One of the best-known cocktails is the martini. Made either with gin or vodka, vermouth and served with an olive on a stick or lemon peel. A simple but timeless classic cocktail.
The origins of the martini cocktail are unclear, but the most popular theory is the drink evolved from the Martinez cocktail which came from a hotel in San Franciso in the 1860s. The Martinez was named after a nearby town and made up of bitters, maraschino, gin and vermouth shaken and served in a large cocktail glass with a lemon slice.
The classic martini had a 2:1 ratio of London Dry Gin to dry vermouth. In the 1930s the rate became 3:1 and in the ’40s 4:1. In the latter part of the 20th century, crept up to 100:1 at the highest. Now the norm is 6:1 ratio.
The martini became the drink of choice in the 1920s. A dry martini is made with dry white vermouth while a perfect martini is with equal amounts of dry and sweet vermouth. A dirty martini contains a splash of olive brine and garnished with an olive.
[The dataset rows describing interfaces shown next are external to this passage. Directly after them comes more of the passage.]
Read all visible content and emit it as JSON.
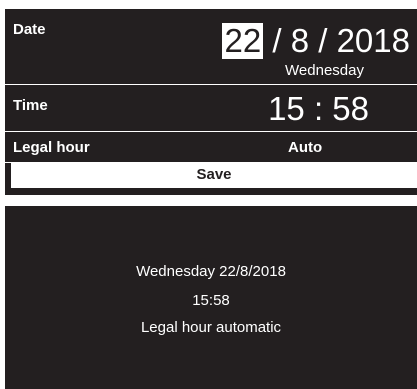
{
  "settings": {
    "date": {
      "label": "Date",
      "day": "22",
      "separator1": " / ",
      "month": "8",
      "separator2": " / ",
      "year": "2018",
      "weekday": "Wednesday"
    },
    "time": {
      "label": "Time",
      "value": "15 : 58"
    },
    "legal_hour": {
      "label": "Legal hour",
      "value": "Auto"
    },
    "save_label": "Save"
  },
  "summary": {
    "date_line": "Wednesday 22/8/2018",
    "time_line": "15:58",
    "legal_line": "Legal hour automatic"
  }
}
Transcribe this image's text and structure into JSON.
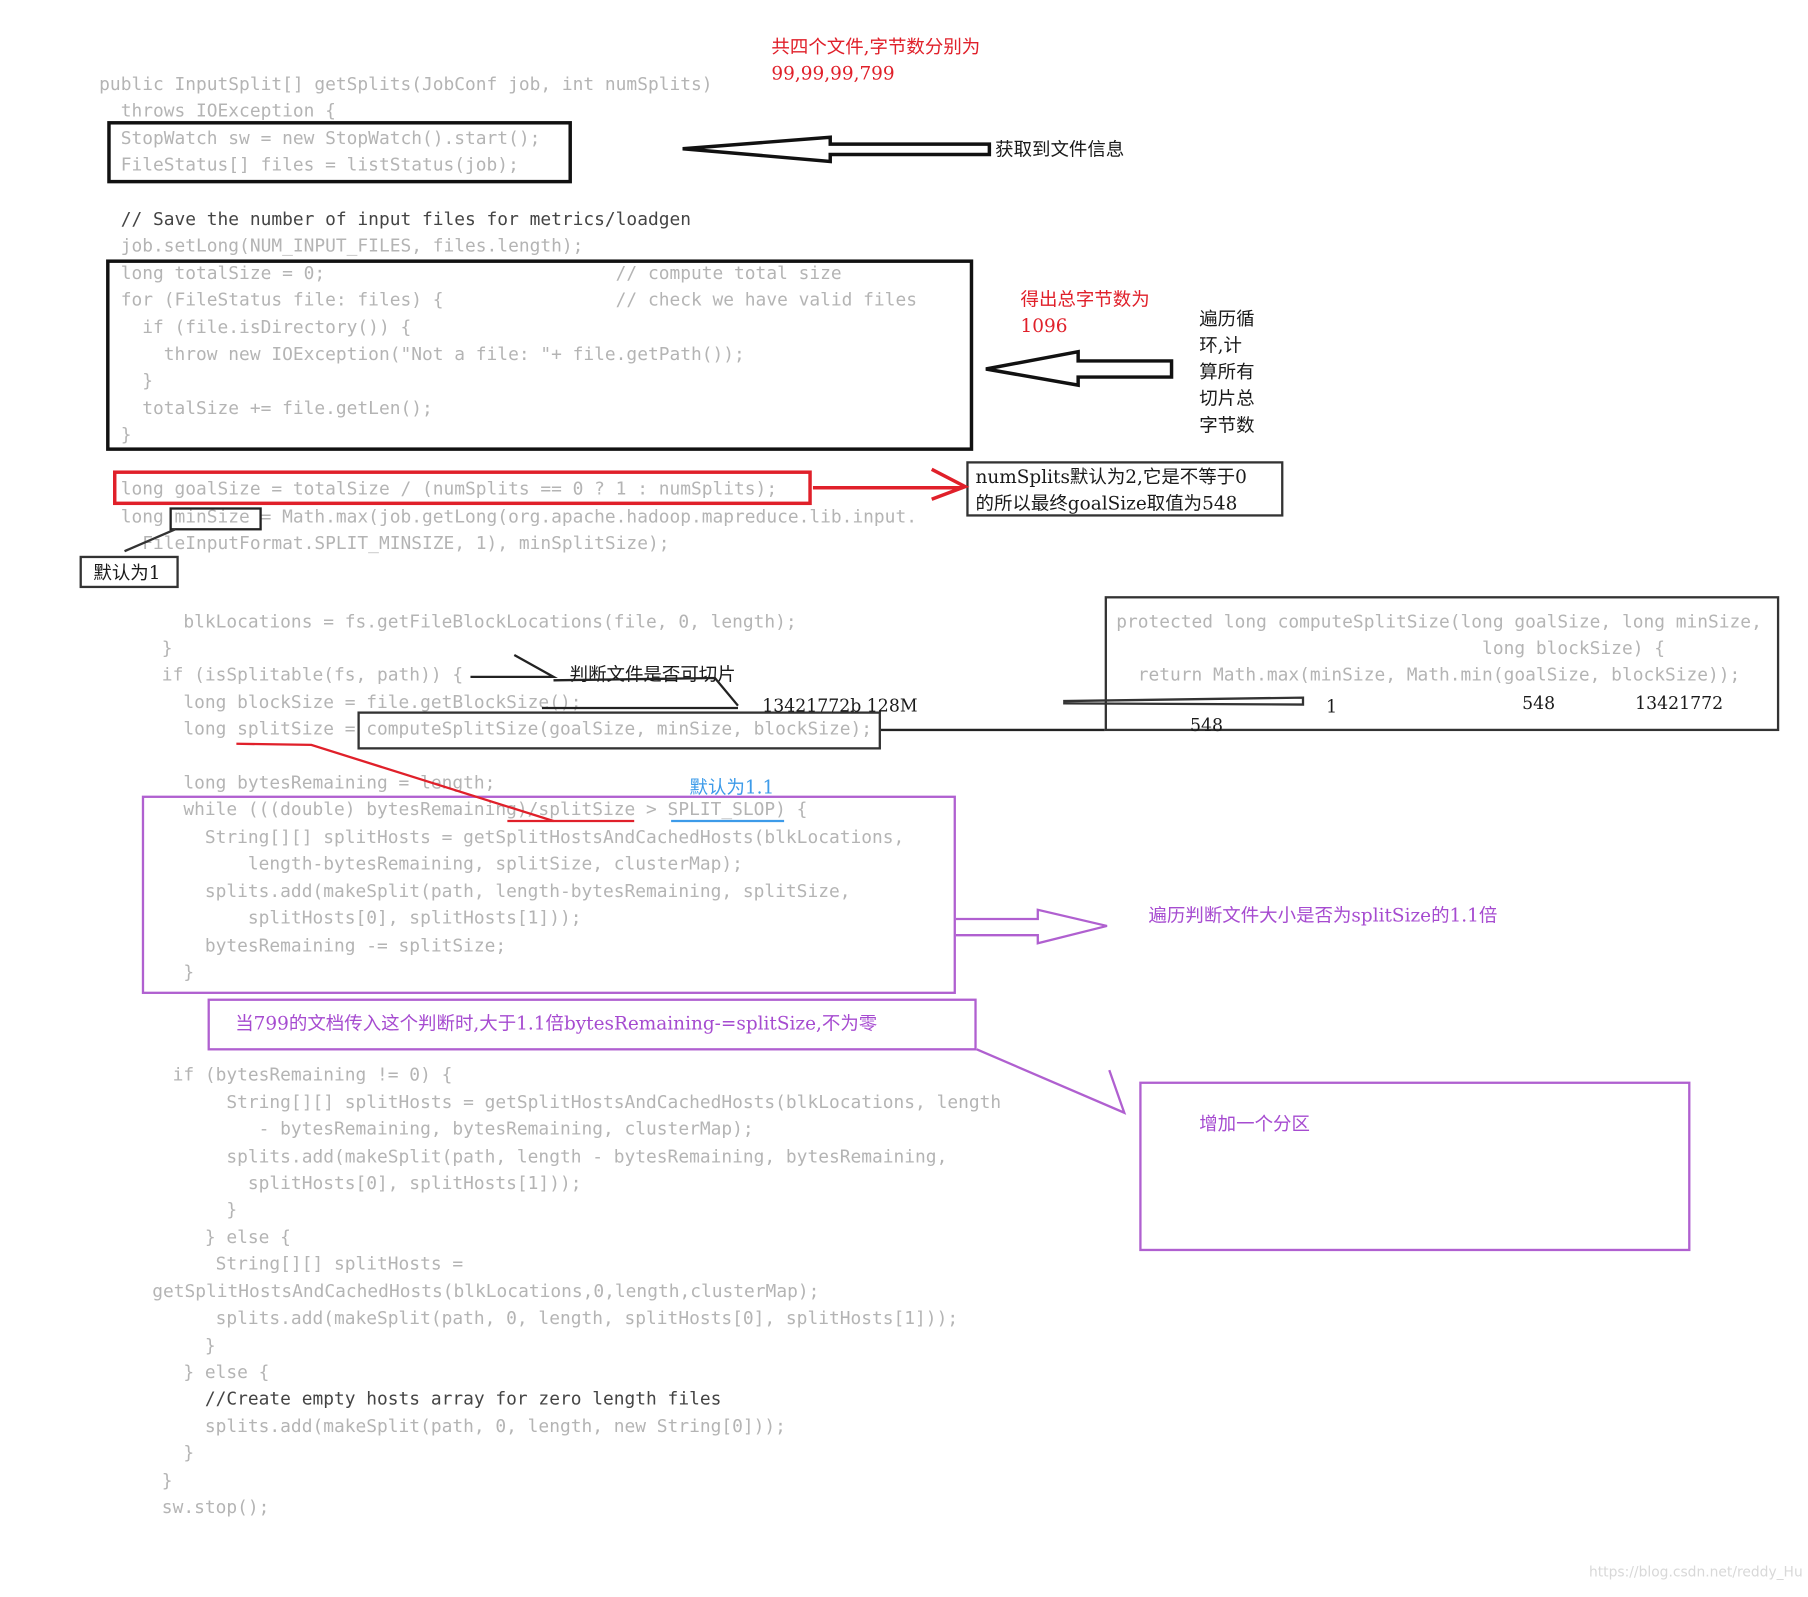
{
  "code": {
    "l01": "public InputSplit[] getSplits(JobConf job, int numSplits)",
    "l02": "  throws IOException {",
    "l03": "  StopWatch sw = new StopWatch().start();",
    "l04": "  FileStatus[] files = listStatus(job);",
    "l05": "  // Save the number of input files for metrics/loadgen",
    "l06": "  job.setLong(NUM_INPUT_FILES, files.length);",
    "l07": "  long totalSize = 0;                           // compute total size",
    "l08": "  for (FileStatus file: files) {                // check we have valid files",
    "l09": "    if (file.isDirectory()) {",
    "l10": "      throw new IOException(\"Not a file: \"+ file.getPath());",
    "l11": "    }",
    "l12": "    totalSize += file.getLen();",
    "l13": "  }",
    "l14": "  long goalSize = totalSize / (numSplits == 0 ? 1 : numSplits);",
    "l15": "  long minSize = Math.max(job.getLong(org.apache.hadoop.mapreduce.lib.input.",
    "l16": "    FileInputFormat.SPLIT_MINSIZE, 1), minSplitSize);",
    "l17": "      blkLocations = fs.getFileBlockLocations(file, 0, length);",
    "l18": "    }",
    "l19": "    if (isSplitable(fs, path)) {",
    "l20": "      long blockSize = file.getBlockSize();",
    "l21": "      long splitSize = computeSplitSize(goalSize, minSize, blockSize);",
    "l22": "      long bytesRemaining = length;",
    "l23": "      while (((double) bytesRemaining)/splitSize > SPLIT_SLOP) {",
    "l24": "        String[][] splitHosts = getSplitHostsAndCachedHosts(blkLocations,",
    "l25": "            length-bytesRemaining, splitSize, clusterMap);",
    "l26": "        splits.add(makeSplit(path, length-bytesRemaining, splitSize,",
    "l27": "            splitHosts[0], splitHosts[1]));",
    "l28": "        bytesRemaining -= splitSize;",
    "l29": "      }",
    "l30": "     if (bytesRemaining != 0) {",
    "l31": "          String[][] splitHosts = getSplitHostsAndCachedHosts(blkLocations, length",
    "l32": "             - bytesRemaining, bytesRemaining, clusterMap);",
    "l33": "          splits.add(makeSplit(path, length - bytesRemaining, bytesRemaining,",
    "l34": "            splitHosts[0], splitHosts[1]));",
    "l35": "          }",
    "l36": "        } else {",
    "l37": "         String[][] splitHosts =",
    "l38": "getSplitHostsAndCachedHosts(blkLocations,0,length,clusterMap);",
    "l39": "         splits.add(makeSplit(path, 0, length, splitHosts[0], splitHosts[1]));",
    "l40": "        }",
    "l41": "      } else {",
    "l42": "        //Create empty hosts array for zero length files",
    "l43": "        splits.add(makeSplit(path, 0, length, new String[0]));",
    "l44": "      }",
    "l45": "    }",
    "l46": "    sw.stop();"
  },
  "side_code": {
    "s1": "protected long computeSplitSize(long goalSize, long minSize,",
    "s2": "                                  long blockSize) {",
    "s3": "  return Math.max(minSize, Math.min(goalSize, blockSize));"
  },
  "annotations": {
    "files_info": "共四个文件,字节数分别为\n99,99,99,799",
    "get_file_info": "获取到文件信息",
    "total_bytes": "得出总字节数为\n1096",
    "loop_sum": "遍历循\n环,计\n算所有\n切片总\n字节数",
    "numsplits_note": "numSplits默认为2,它是不等于0\n的所以最终goalSize取值为548",
    "default_one": "默认为1",
    "is_splitable": "判断文件是否可切片",
    "block_size_value": "13421772b 128M",
    "default_1_1": "默认为1.1",
    "val_1": "1",
    "val_548_a": "548",
    "val_13421772": "13421772",
    "val_548_b": "548",
    "loop_check": "遍历判断文件大小是否为splitSize的1.1倍",
    "when_799": "当799的文档传入这个判断时,大于1.1倍bytesRemaining-=splitSize,不为零",
    "add_partition": "增加一个分区"
  },
  "watermark": "https://blog.csdn.net/reddy_Hu",
  "colors": {
    "red": "#e0202a",
    "purple": "#a64bd0",
    "black": "#1a1a1a",
    "blue": "#3d9be9",
    "code_gray": "#b4b4b4"
  }
}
The fictional spy James Bond famously drank Vodka martinis, shaken not stirred. The proper name for a shaken martini is Bradford. A classic martini is stirred so that the molecules lie sensuously on top of each other. A martini can also be served on the rocks, poured over ice cubes in an old fashioned glass.
- 60ml gin
- 15ml Dry Vermouth
- Olive or Lemon Peel to garnish
- Mixing glass
- Pour the gin & vermouth into a mixing glass with plenty of ice
- Stir into cold on the outside
- Strain into a martini glass
- Garnish with an olive on a stick or a lemon peel twist